The exhibit, “DOE Grand Junction Office Marks 75 Years of Contribution to the Nation’s Defense Program,” displays photos of Grand Junction and its residents during World War II, the uranium boom, and the subsequent cleanup and reuse efforts made by DOE to address environmental issues. The exhibit was previously on display last fall in the lobby of Grand Junction’s City Hall.

This special showing was requested by the society, whose members include geologists, university students, and faculty interested in Grand Junction’s natural resources.

Verner Johnson, a former DOE geologist and current geological society member, was surprised to find a photo of himself in the display. The photo, taken in 1977, shows Johnson sitting next to a horse, while recording data for the National Uranium Resource Evaluation Hydrogeochemical and Stream Sediment Reconnaissance program in the Rawah Wilderness near Greeley, Colorado. He enjoyed the unexpected recognition for his work, and explained to his colleagues that horses were often used at that time to reach remote areas.

“I just love the history of this display,” said club member Sandra Hood. “The picture of Dr. Verner with his horse just blew me away. I didn’t know that he had done that.”

Many attendees were able to learn more about the history of uranium in Grand Junction during the event. LM Support, geologist, and society member Craig Goodknight answered their questions, and provided additional historical information about the DOE’s work in Grand Junction.

Heidi Schoenstein, GJGS past president, said the addition of the photo display to the GJGS agenda attracted nearly twice the number of monthly meeting attendees. She was very pleased with the event’s success.

“I have high hopes of showing this set of photos again because it is a wonderful display,” she said. 

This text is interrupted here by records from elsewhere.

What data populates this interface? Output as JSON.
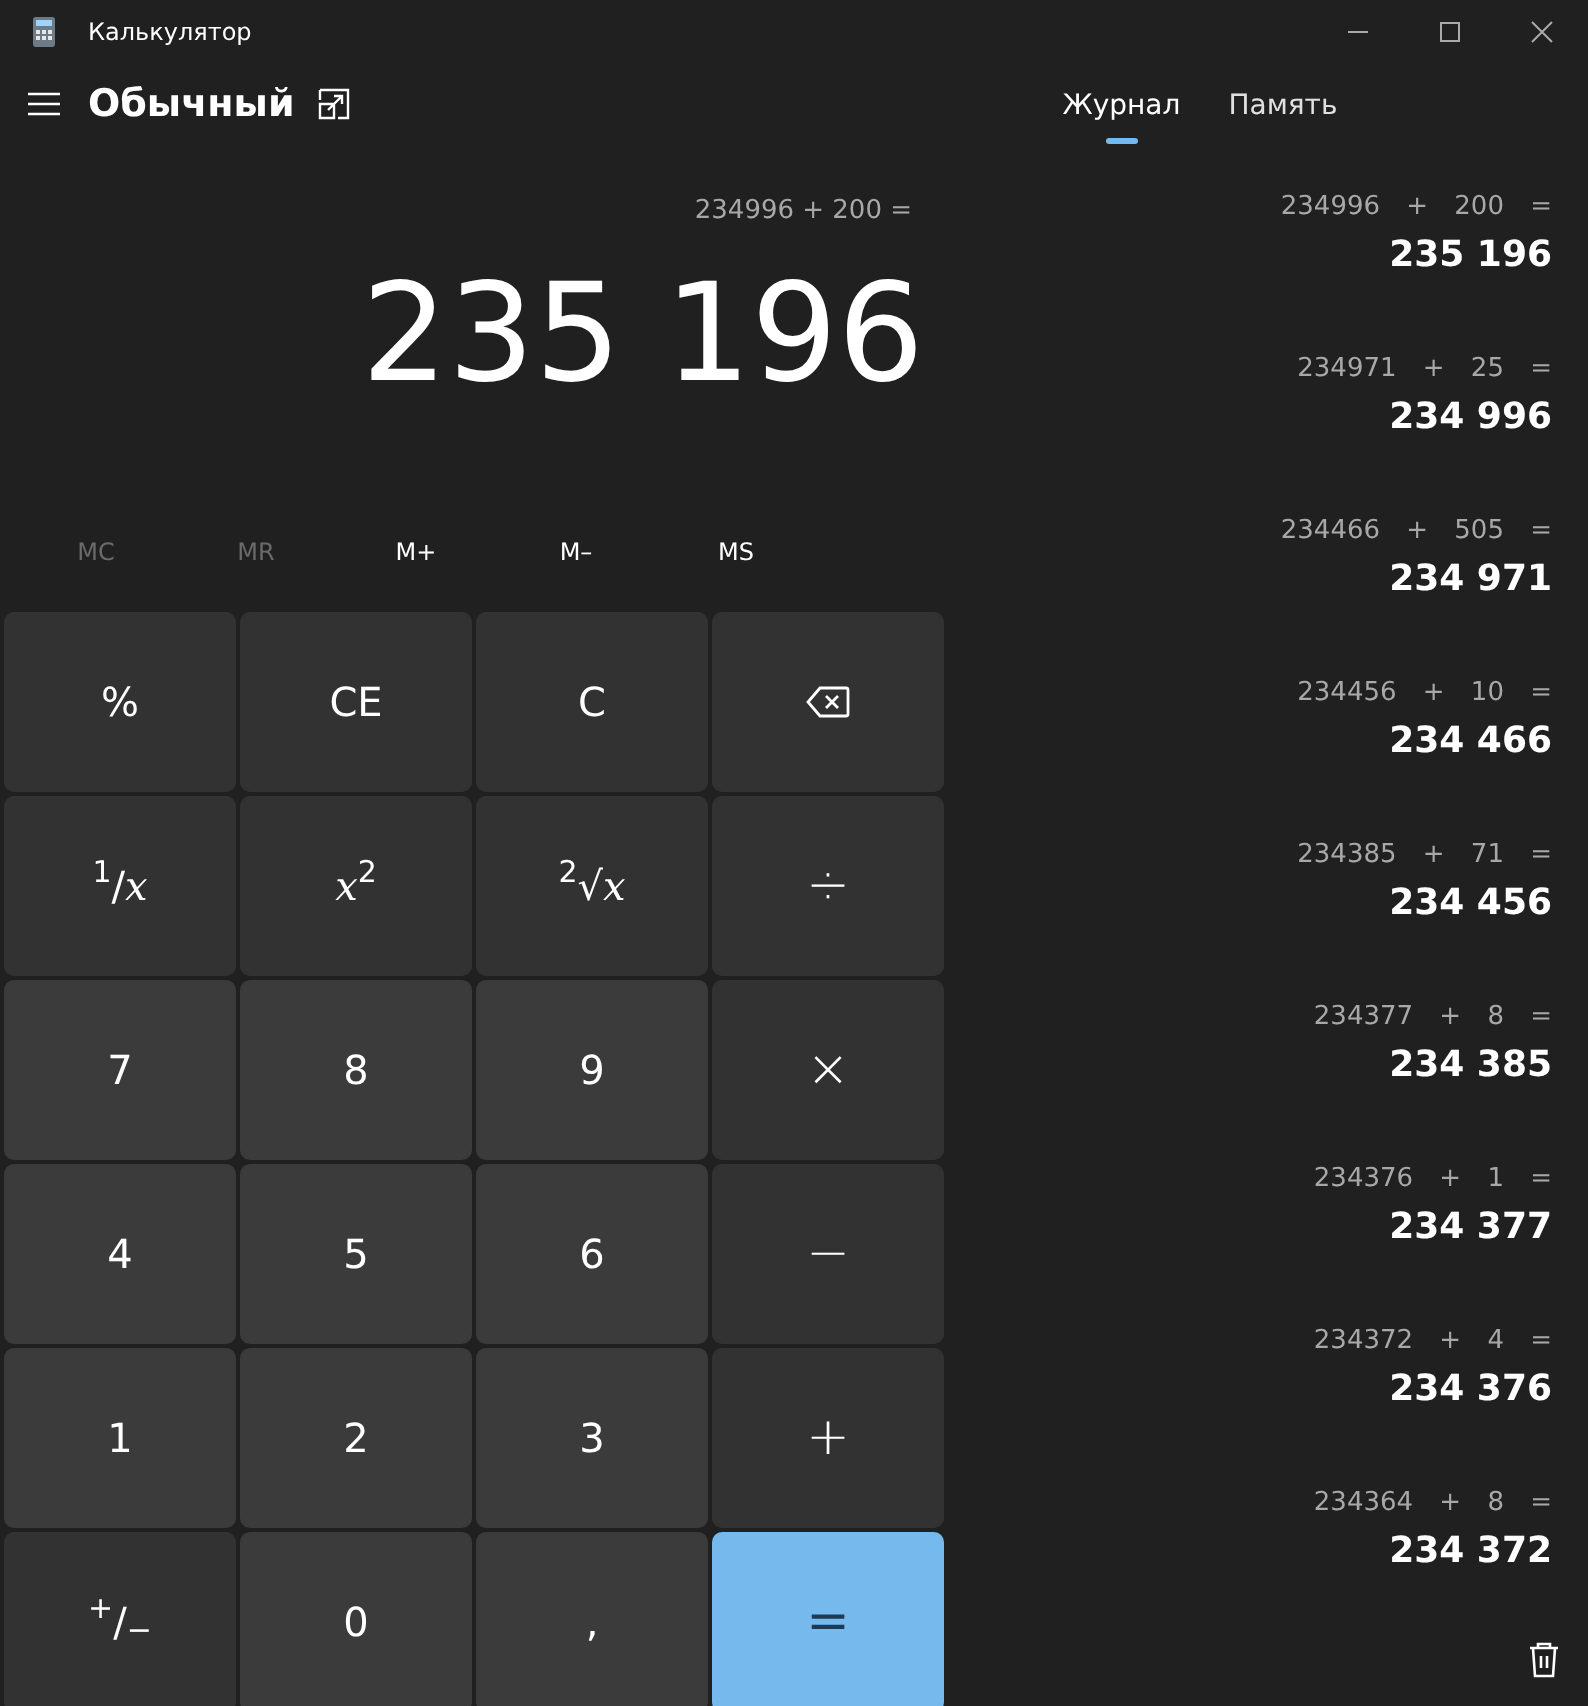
{
  "window": {
    "title": "Калькулятор"
  },
  "header": {
    "mode": "Обычный"
  },
  "tabs": [
    {
      "label": "Журнал",
      "selected": true
    },
    {
      "label": "Память",
      "selected": false
    }
  ],
  "display": {
    "expression": "234996 + 200 =",
    "value": "235 196"
  },
  "memory_buttons": [
    {
      "label": "MC",
      "disabled": true
    },
    {
      "label": "MR",
      "disabled": true
    },
    {
      "label": "M+",
      "disabled": false
    },
    {
      "label": "M–",
      "disabled": false
    },
    {
      "label": "MS",
      "disabled": false
    }
  ],
  "keys": [
    {
      "label": "%",
      "kind": "function"
    },
    {
      "label": "CE",
      "kind": "function"
    },
    {
      "label": "C",
      "kind": "function"
    },
    {
      "kind": "backspace"
    },
    {
      "label": "$^{1}$/*x*",
      "kind": "function"
    },
    {
      "label": "*x*$^{2}$",
      "kind": "function"
    },
    {
      "label": "$^{2}$√*x*",
      "kind": "function"
    },
    {
      "label": "÷",
      "kind": "operator"
    },
    {
      "label": "7",
      "kind": "digit"
    },
    {
      "label": "8",
      "kind": "digit"
    },
    {
      "label": "9",
      "kind": "digit"
    },
    {
      "label": "×",
      "kind": "operator"
    },
    {
      "label": "4",
      "kind": "digit"
    },
    {
      "label": "5",
      "kind": "digit"
    },
    {
      "label": "6",
      "kind": "digit"
    },
    {
      "label": "−",
      "kind": "operator"
    },
    {
      "label": "1",
      "kind": "digit"
    },
    {
      "label": "2",
      "kind": "digit"
    },
    {
      "label": "3",
      "kind": "digit"
    },
    {
      "label": "+",
      "kind": "operator"
    },
    {
      "label": "$^{+}$/$_{−}$",
      "kind": "function"
    },
    {
      "label": "0",
      "kind": "digit"
    },
    {
      "label": ",",
      "kind": "digit"
    },
    {
      "label": "=",
      "kind": "accent"
    }
  ],
  "history": [
    {
      "expression": "234996 + 200 =",
      "result": "235 196"
    },
    {
      "expression": "234971 + 25 =",
      "result": "234 996"
    },
    {
      "expression": "234466 + 505 =",
      "result": "234 971"
    },
    {
      "expression": "234456 + 10 =",
      "result": "234 466"
    },
    {
      "expression": "234385 + 71 =",
      "result": "234 456"
    },
    {
      "expression": "234377 + 8 =",
      "result": "234 385"
    },
    {
      "expression": "234376 + 1 =",
      "result": "234 377"
    },
    {
      "expression": "234372 + 4 =",
      "result": "234 376"
    },
    {
      "expression": "234364 + 8 =",
      "result": "234 372"
    }
  ]
}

Attendee reads the interpretive information on one of the display’s historic photos.
Attendee reads the interpretive information on one of the display’s historic photos.
Attendees discuss the historic photo display.
Attendees discuss the historic photo display.
Attendee looks at a photo of the Climax Uranium Company Mill.
Attendee looks at a photo of the Climax Uranium Company Mill.
A former DOE geologist poses with his photo, which was taken in 1977.
A former DOE geologist poses with his photo, which was taken in 1977.